Having already helped the Red Devils break a 28-year hardware drought with a German Cup crown the season before, Dooley marshaled the back line for the club's first Bundesliga title. Not only did the team rise up from 12th place the prior term, they went from a minus-13 goal differential in '89-90 to a plus-27.

LB - Heath Pearce - FC Nordsjælland (2005-06)

Yes, it's Denmark and yes, this has become a perennially thin position for exported Americans, but make no mistake: Pearce was sublime this season. Playing for a generally overmatched Wild Tigers side, the American notched a goal and seven assists, shut down all comers and nabbed Defender of the Year in Denmark over Brøndby's dominating Daniel Agger, who moved to Liverpool at season's end.

RM - Earnie Stewart - Willem II (1990-91)

After leading the Tricolors to Eredivisie promotion, Stewart actually raised his game a notch or two to bag 17 goals, finishing third in the chart behind some guys named Dennis Bergkamp and Romário.
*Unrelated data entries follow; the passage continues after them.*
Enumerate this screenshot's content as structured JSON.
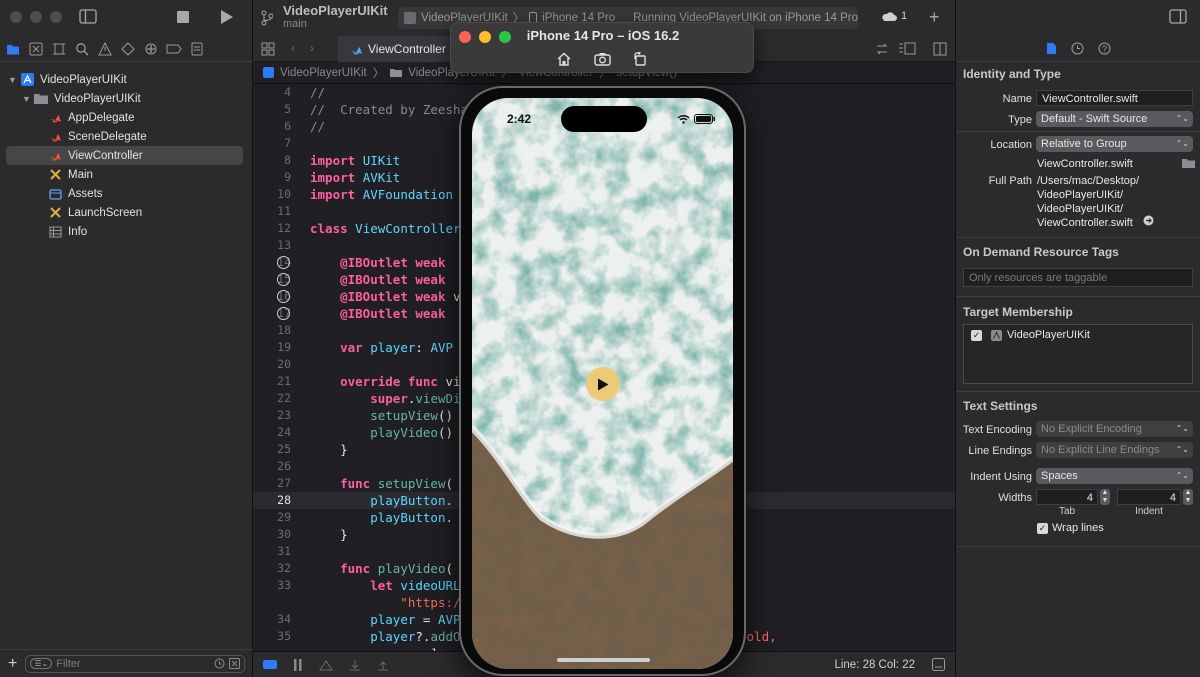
{
  "project": {
    "name": "VideoPlayerUIKit",
    "branch": "main"
  },
  "toolbar": {
    "scheme": "VideoPlayerUIKit",
    "destination": "iPhone 14 Pro",
    "status": "Running VideoPlayerUIKit on iPhone 14 Pro",
    "issues": "1"
  },
  "navigator": {
    "items": [
      {
        "label": "VideoPlayerUIKit",
        "icon": "project-icon"
      },
      {
        "label": "VideoPlayerUIKit",
        "icon": "folder-icon"
      },
      {
        "label": "AppDelegate",
        "icon": "swift-icon"
      },
      {
        "label": "SceneDelegate",
        "icon": "swift-icon"
      },
      {
        "label": "ViewController",
        "icon": "swift-icon"
      },
      {
        "label": "Main",
        "icon": "storyboard-icon"
      },
      {
        "label": "Assets",
        "icon": "assets-icon"
      },
      {
        "label": "LaunchScreen",
        "icon": "storyboard-icon"
      },
      {
        "label": "Info",
        "icon": "plist-icon"
      }
    ],
    "filter_placeholder": "Filter"
  },
  "editor": {
    "tab": "ViewController",
    "breadcrumb": [
      "VideoPlayerUIKit",
      "VideoPlayerUIKit",
      "ViewController",
      "setupView()"
    ],
    "lines": [
      {
        "n": "4",
        "text": "//"
      },
      {
        "n": "5",
        "text": "//  Created by Zeeshan"
      },
      {
        "n": "6",
        "text": "//"
      },
      {
        "n": "7",
        "text": ""
      },
      {
        "n": "8",
        "text": "import UIKit"
      },
      {
        "n": "9",
        "text": "import AVKit"
      },
      {
        "n": "10",
        "text": "import AVFoundation"
      },
      {
        "n": "11",
        "text": ""
      },
      {
        "n": "12",
        "text": "class ViewController"
      },
      {
        "n": "13",
        "text": ""
      },
      {
        "n": "14",
        "text": "    @IBOutlet weak"
      },
      {
        "n": "15",
        "text": "    @IBOutlet weak"
      },
      {
        "n": "16",
        "text": "    @IBOutlet weak v                              torView!"
      },
      {
        "n": "17",
        "text": "    @IBOutlet weak"
      },
      {
        "n": "18",
        "text": ""
      },
      {
        "n": "19",
        "text": "    var player: AVP"
      },
      {
        "n": "20",
        "text": ""
      },
      {
        "n": "21",
        "text": "    override func vi"
      },
      {
        "n": "22",
        "text": "        super.viewDi"
      },
      {
        "n": "23",
        "text": "        setupView()"
      },
      {
        "n": "24",
        "text": "        playVideo()"
      },
      {
        "n": "25",
        "text": "    }"
      },
      {
        "n": "26",
        "text": ""
      },
      {
        "n": "27",
        "text": "    func setupView("
      },
      {
        "n": "28",
        "text": "        playButton."
      },
      {
        "n": "29",
        "text": "        playButton."
      },
      {
        "n": "30",
        "text": "    }"
      },
      {
        "n": "31",
        "text": ""
      },
      {
        "n": "32",
        "text": "    func playVideo("
      },
      {
        "n": "33",
        "text": "        let videoURL"
      },
      {
        "n": "",
        "text": "            \"https:/                         deos.mp4\")"
      },
      {
        "n": "34",
        "text": "        player = AVP"
      },
      {
        "n": "35",
        "text": "        player?.addO                  Status\", options: [.old,"
      },
      {
        "n": "",
        "text": "            .new], c"
      }
    ],
    "status": {
      "line_col": "Line: 28  Col: 22"
    }
  },
  "simulator": {
    "title": "iPhone 14 Pro – iOS 16.2",
    "time": "2:42"
  },
  "inspector": {
    "identity_title": "Identity and Type",
    "name_label": "Name",
    "name_value": "ViewController.swift",
    "type_label": "Type",
    "type_value": "Default - Swift Source",
    "location_label": "Location",
    "location_value": "Relative to Group",
    "location_file": "ViewController.swift",
    "fullpath_label": "Full Path",
    "fullpath_lines": [
      "/Users/mac/Desktop/",
      "VideoPlayerUIKit/",
      "VideoPlayerUIKit/",
      "ViewController.swift"
    ],
    "ondemand_title": "On Demand Resource Tags",
    "ondemand_placeholder": "Only resources are taggable",
    "target_title": "Target Membership",
    "target_item": "VideoPlayerUIKit",
    "text_title": "Text Settings",
    "encoding_label": "Text Encoding",
    "encoding_value": "No Explicit Encoding",
    "endings_label": "Line Endings",
    "endings_value": "No Explicit Line Endings",
    "indent_label": "Indent Using",
    "indent_value": "Spaces",
    "widths_label": "Widths",
    "tab_width": "4",
    "indent_width": "4",
    "tab_caption": "Tab",
    "indent_caption": "Indent",
    "wrap_label": "Wrap lines"
  },
  "colors": {
    "accent": "#2f7bf6",
    "swift": "#f05138",
    "keyword": "#fc5fa3",
    "type": "#5dd8ff"
  }
}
That year, Willem II finished a respectable 11th, had the fourth most productive attack in the league and made it to the Dutch Cup quarters, where they were bounced in extra time by PSV. Much of the credit for a good season goes to Stewart's buzzing play.
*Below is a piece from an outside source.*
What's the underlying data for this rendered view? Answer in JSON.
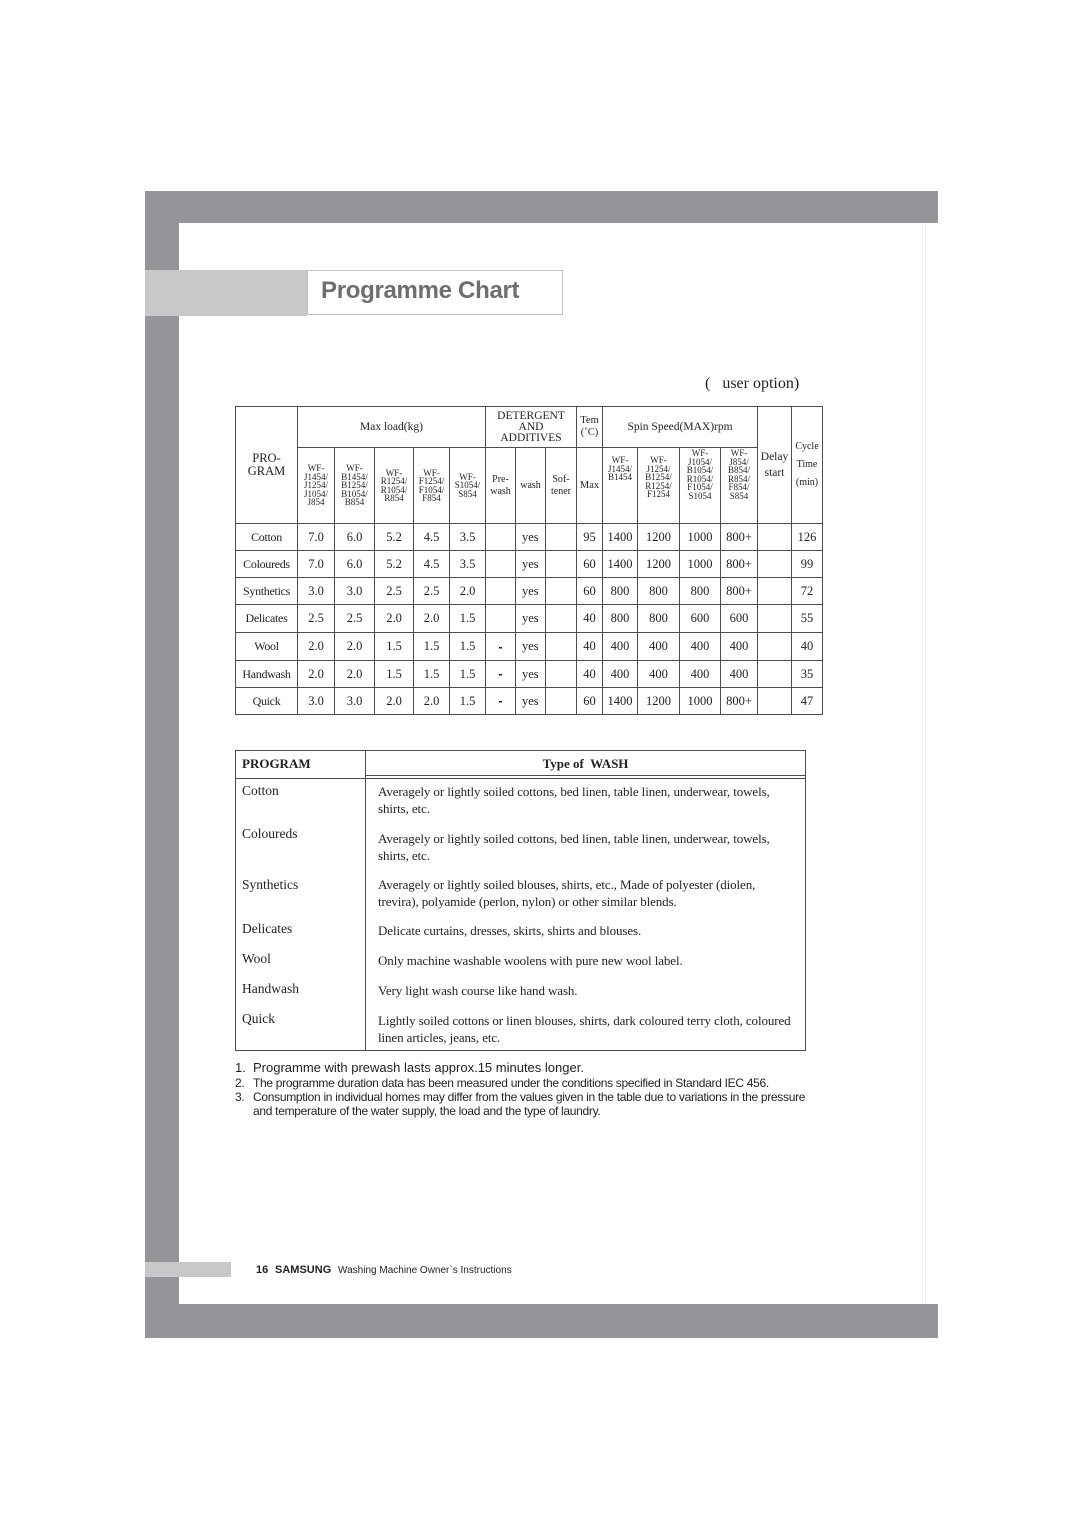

CM - Michael Bradley - Heerenveen (2007-08)

In his first season-and-a-half in Friesland, teen Bradley was mostly a student, and did not score in 22 matches. Then, he turned 20 and tore up the Eredivisie for 16 goals in 30 games. Working from a more advanced position, the US midfielder added two more in the Dutch Cup and two in the UEFA Cup to hit the magic 20-mark for a second time that year.
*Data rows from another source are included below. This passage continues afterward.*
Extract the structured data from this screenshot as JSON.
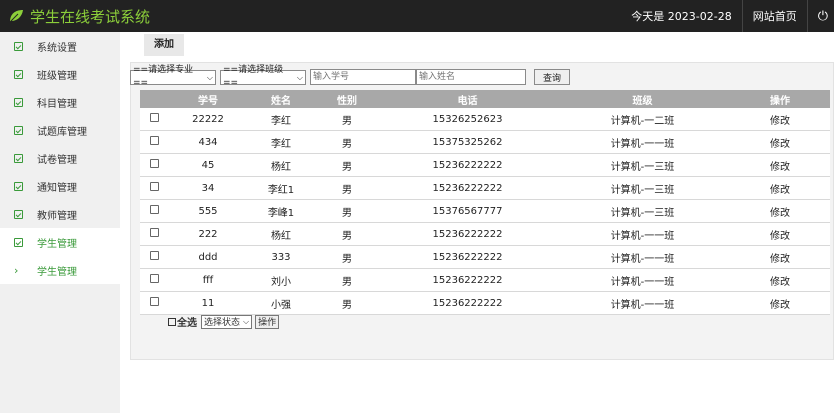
{
  "header": {
    "title": "学生在线考试系统",
    "date_text": "今天是 2023-02-28",
    "home_link": "网站首页",
    "power_icon": "power-icon"
  },
  "sidebar": {
    "items": [
      {
        "label": "系统设置"
      },
      {
        "label": "班级管理"
      },
      {
        "label": "科目管理"
      },
      {
        "label": "试题库管理"
      },
      {
        "label": "试卷管理"
      },
      {
        "label": "通知管理"
      },
      {
        "label": "教师管理"
      },
      {
        "label": "学生管理"
      }
    ],
    "sub_item": {
      "arrow": "›",
      "label": "学生管理"
    }
  },
  "tabs": {
    "add_label": "添加"
  },
  "filters": {
    "major_select": "==请选择专业==",
    "class_select": "==请选择班级==",
    "student_id_placeholder": "输入学号",
    "name_placeholder": "输入姓名",
    "query_button": "查询"
  },
  "table": {
    "headers": [
      "学号",
      "姓名",
      "性别",
      "电话",
      "班级",
      "操作"
    ],
    "rows": [
      {
        "id": "22222",
        "name": "李红",
        "gender": "男",
        "phone": "15326252623",
        "class": "计算机-一二班",
        "action": "修改"
      },
      {
        "id": "434",
        "name": "李红",
        "gender": "男",
        "phone": "15375325262",
        "class": "计算机-一一班",
        "action": "修改"
      },
      {
        "id": "45",
        "name": "杨红",
        "gender": "男",
        "phone": "15236222222",
        "class": "计算机-一三班",
        "action": "修改"
      },
      {
        "id": "34",
        "name": "李红1",
        "gender": "男",
        "phone": "15236222222",
        "class": "计算机-一三班",
        "action": "修改"
      },
      {
        "id": "555",
        "name": "李峰1",
        "gender": "男",
        "phone": "15376567777",
        "class": "计算机-一三班",
        "action": "修改"
      },
      {
        "id": "222",
        "name": "杨红",
        "gender": "男",
        "phone": "15236222222",
        "class": "计算机-一一班",
        "action": "修改"
      },
      {
        "id": "ddd",
        "name": "333",
        "gender": "男",
        "phone": "15236222222",
        "class": "计算机-一一班",
        "action": "修改"
      },
      {
        "id": "fff",
        "name": "刘小",
        "gender": "男",
        "phone": "15236222222",
        "class": "计算机-一一班",
        "action": "修改"
      },
      {
        "id": "11",
        "name": "小强",
        "gender": "男",
        "phone": "15236222222",
        "class": "计算机-一一班",
        "action": "修改"
      }
    ]
  },
  "footer": {
    "select_all": "全选",
    "status_select": "选择状态",
    "action_button": "操作"
  },
  "colors": {
    "brand": "#8ccf3a",
    "accent": "#3a9a3a",
    "header_bg": "#222222",
    "table_header": "#a8a8a8"
  }
}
CM - John Harkes - Sheffield Wednesday (1991-92)

Long before everyone and his mother was turning up in European lineups, Harkes was a real American hero overseas. Many remember the previous campaign, which saw him win Goal of the Year and help the Owls upset League Cup final foe Manchester United. He was actually better in '91-92, helping promoted Wednesday finish an astounding third to earn a UEFA Cup place.

LM - DaMarcus Beasley - PSV Eindhoven (2004-05)

In Run DMB's first Eredivisie campaign, he was fifth in games played and third in goals scored across all competitions on a fantastic Farmers side. Beasley led the team in Champions League scoring, though, and PSV came within a whisker of the final. He also rescued his side with a sublime last-gasp equalizer in the Dutch Cup semis as they went on to win the double.

AM - Clint Dempsey - Fulham (2009-10)

By now a consistent force in the Cottagers offense, MC Deuce racked up seven goals and three assists in league play to record another typically fine season. What sets this campaign apart are his Europa League exploits. Dempsey helped his team to the final, scoring an unforgettable rally-capping winner against Juventus along the way and became the first American to feature in a UEFA championship match.

F - Roy Wegerle - QPR (1990-91)

In his first full season at Loftus Road, the South African-born American stamped his legacy on the team's No. 10 shirt. Wegerle finished third in the goal chart, won Goal of the Season against Leeds at Elland Road, and lifted the relegation-fighters up to an 11th-place finish. Toss in a derby winner against Chelsea and a few monster cup performances, and you have a season QPR fans still talk about.